Gravitational lensing allows to determine the Hubble constant directly. In this case the lens is a galaxy and the source a quasar, which should be mapped at least twice. When one of the images changes its brightness, the other one does, too - but not exactly at the same time. A delay is caused by two effects. One is due to the difference of the length of light-paths, and the other is due to the influence of the gravitational lens on the run-time of light-rays. If the size and the mass-distribution of the lens is known, one can determine from the measured delay of changes in brightness directly the total light-travel time from the quasar, hence its distance.

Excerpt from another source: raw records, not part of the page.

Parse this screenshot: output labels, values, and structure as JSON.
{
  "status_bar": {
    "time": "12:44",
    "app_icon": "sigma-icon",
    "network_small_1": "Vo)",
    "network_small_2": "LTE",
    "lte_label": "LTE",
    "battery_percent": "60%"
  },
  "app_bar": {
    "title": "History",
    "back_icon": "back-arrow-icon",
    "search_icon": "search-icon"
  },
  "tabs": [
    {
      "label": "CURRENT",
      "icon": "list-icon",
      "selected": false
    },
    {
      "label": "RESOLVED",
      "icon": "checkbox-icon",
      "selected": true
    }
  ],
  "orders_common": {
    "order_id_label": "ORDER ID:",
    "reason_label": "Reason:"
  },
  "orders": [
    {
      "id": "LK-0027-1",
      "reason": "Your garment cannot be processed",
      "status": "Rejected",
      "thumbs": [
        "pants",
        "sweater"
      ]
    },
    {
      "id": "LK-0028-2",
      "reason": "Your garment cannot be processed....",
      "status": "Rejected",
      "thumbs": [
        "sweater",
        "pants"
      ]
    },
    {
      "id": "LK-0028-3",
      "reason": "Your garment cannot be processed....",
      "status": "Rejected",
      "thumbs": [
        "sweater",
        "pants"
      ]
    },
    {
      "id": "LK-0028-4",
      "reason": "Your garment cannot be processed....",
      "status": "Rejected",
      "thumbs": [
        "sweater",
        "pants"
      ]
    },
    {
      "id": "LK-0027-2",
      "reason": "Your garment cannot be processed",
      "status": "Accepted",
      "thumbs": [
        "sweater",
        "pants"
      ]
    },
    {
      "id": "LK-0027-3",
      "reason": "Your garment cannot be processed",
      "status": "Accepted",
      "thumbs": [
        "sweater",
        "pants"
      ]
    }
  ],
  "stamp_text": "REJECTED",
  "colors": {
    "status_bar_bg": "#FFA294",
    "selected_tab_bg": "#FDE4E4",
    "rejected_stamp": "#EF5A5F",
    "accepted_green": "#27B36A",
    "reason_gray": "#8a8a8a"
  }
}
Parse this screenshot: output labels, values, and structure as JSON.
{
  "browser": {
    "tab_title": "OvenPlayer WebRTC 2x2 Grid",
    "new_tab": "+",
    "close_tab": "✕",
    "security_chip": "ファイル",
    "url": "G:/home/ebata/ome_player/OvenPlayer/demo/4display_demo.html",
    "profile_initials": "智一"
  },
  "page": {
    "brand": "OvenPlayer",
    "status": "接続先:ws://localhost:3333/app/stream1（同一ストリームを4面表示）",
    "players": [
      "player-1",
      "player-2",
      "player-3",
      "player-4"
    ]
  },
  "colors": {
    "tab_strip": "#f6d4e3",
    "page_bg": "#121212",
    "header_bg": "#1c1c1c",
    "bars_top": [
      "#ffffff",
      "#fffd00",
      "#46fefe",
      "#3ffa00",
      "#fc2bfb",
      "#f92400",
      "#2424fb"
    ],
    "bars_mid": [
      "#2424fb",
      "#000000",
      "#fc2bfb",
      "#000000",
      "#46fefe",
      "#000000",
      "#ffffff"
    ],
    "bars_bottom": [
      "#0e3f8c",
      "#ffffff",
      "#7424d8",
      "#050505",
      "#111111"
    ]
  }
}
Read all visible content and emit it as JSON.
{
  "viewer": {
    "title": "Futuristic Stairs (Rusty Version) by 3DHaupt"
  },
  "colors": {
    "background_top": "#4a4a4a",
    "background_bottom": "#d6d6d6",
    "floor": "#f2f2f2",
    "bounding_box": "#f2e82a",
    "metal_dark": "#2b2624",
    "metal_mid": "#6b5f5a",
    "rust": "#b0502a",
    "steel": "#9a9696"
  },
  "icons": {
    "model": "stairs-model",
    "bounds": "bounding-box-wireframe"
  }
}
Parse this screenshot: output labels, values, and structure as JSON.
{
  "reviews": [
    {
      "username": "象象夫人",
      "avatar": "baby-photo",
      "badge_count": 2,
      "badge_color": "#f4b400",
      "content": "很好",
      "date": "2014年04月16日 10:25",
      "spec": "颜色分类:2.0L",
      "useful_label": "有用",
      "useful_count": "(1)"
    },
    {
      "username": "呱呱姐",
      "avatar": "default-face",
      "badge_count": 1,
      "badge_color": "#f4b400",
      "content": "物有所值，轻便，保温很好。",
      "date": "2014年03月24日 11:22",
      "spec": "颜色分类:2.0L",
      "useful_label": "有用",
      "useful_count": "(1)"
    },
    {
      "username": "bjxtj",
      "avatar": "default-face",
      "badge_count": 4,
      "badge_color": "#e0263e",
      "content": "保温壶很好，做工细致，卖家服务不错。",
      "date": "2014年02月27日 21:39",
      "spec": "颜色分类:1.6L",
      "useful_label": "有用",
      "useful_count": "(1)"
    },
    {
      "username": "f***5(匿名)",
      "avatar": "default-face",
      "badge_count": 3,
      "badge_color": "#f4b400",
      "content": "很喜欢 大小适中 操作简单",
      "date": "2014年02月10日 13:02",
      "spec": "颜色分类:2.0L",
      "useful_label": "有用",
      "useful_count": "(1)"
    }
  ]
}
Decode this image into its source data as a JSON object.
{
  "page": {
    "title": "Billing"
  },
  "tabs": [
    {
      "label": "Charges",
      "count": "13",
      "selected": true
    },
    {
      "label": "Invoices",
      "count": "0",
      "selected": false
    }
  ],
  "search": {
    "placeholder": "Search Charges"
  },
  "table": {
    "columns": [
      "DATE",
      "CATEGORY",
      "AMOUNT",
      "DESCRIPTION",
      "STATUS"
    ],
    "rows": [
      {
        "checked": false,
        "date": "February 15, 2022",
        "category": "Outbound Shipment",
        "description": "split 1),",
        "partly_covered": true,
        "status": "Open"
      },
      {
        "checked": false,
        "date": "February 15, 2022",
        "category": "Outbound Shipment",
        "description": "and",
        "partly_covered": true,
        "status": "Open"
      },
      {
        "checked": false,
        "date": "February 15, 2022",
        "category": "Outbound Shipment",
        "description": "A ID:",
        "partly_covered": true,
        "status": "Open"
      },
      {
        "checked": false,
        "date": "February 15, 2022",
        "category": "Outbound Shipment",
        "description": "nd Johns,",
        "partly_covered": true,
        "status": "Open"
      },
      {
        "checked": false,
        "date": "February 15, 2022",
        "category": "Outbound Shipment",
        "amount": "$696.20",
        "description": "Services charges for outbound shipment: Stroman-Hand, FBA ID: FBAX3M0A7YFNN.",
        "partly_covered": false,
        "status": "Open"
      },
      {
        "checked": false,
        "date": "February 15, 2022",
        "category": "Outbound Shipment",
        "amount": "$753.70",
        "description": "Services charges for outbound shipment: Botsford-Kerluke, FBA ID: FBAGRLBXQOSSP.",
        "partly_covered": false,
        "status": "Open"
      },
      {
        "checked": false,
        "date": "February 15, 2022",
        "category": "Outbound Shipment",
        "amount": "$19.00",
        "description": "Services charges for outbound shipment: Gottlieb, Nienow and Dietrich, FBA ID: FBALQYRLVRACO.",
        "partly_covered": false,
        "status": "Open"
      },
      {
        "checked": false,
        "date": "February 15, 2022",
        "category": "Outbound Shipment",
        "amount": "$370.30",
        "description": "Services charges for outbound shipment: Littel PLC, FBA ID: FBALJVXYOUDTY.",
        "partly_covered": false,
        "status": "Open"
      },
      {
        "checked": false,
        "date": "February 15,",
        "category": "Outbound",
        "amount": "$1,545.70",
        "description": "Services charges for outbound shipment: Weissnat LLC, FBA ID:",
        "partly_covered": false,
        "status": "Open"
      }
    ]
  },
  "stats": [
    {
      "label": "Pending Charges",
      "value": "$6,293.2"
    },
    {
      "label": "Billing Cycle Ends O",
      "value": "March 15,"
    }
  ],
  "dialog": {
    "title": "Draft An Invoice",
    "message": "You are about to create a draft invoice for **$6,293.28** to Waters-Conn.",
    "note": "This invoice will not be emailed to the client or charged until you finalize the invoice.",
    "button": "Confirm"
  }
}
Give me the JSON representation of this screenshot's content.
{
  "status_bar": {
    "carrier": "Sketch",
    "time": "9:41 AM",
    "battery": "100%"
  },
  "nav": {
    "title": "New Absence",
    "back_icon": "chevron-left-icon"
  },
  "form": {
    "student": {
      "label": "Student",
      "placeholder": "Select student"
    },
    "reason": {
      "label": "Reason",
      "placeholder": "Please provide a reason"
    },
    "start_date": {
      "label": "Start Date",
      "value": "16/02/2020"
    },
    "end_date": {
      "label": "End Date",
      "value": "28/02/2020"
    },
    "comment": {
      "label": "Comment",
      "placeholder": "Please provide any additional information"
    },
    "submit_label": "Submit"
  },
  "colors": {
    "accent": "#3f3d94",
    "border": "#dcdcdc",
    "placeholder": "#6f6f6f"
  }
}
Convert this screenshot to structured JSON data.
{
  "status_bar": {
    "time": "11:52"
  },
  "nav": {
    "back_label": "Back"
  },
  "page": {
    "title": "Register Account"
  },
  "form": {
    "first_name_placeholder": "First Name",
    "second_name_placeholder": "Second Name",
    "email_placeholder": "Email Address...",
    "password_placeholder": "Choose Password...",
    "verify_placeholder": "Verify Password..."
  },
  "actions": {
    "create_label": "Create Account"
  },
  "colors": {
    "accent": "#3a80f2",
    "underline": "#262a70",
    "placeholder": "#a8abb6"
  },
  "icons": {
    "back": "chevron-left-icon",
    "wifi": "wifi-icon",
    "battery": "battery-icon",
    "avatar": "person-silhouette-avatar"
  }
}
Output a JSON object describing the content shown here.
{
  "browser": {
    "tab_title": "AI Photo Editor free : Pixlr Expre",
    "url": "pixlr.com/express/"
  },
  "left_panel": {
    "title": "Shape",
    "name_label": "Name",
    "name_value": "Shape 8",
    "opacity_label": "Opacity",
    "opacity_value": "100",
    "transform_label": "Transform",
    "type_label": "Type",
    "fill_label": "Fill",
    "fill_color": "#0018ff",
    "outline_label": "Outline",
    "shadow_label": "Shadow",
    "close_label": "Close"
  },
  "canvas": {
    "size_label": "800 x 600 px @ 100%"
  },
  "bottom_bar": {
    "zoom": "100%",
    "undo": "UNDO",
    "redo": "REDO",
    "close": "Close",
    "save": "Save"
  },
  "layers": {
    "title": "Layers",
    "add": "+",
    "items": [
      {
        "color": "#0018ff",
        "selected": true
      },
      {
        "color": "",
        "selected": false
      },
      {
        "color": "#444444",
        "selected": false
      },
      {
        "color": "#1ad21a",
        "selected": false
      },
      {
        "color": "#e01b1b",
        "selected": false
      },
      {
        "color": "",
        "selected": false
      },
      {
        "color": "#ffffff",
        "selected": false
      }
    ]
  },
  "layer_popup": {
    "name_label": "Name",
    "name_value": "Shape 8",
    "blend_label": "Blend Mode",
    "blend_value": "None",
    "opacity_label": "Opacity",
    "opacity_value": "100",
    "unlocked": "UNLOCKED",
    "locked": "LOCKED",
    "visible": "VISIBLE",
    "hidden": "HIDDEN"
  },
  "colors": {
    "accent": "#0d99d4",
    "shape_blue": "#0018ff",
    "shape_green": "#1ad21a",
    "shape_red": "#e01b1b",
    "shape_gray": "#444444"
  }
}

In this way, for the first time in 1995 the Hubble constant was determined - independent from previous methods - at the double quasar Q0957+561.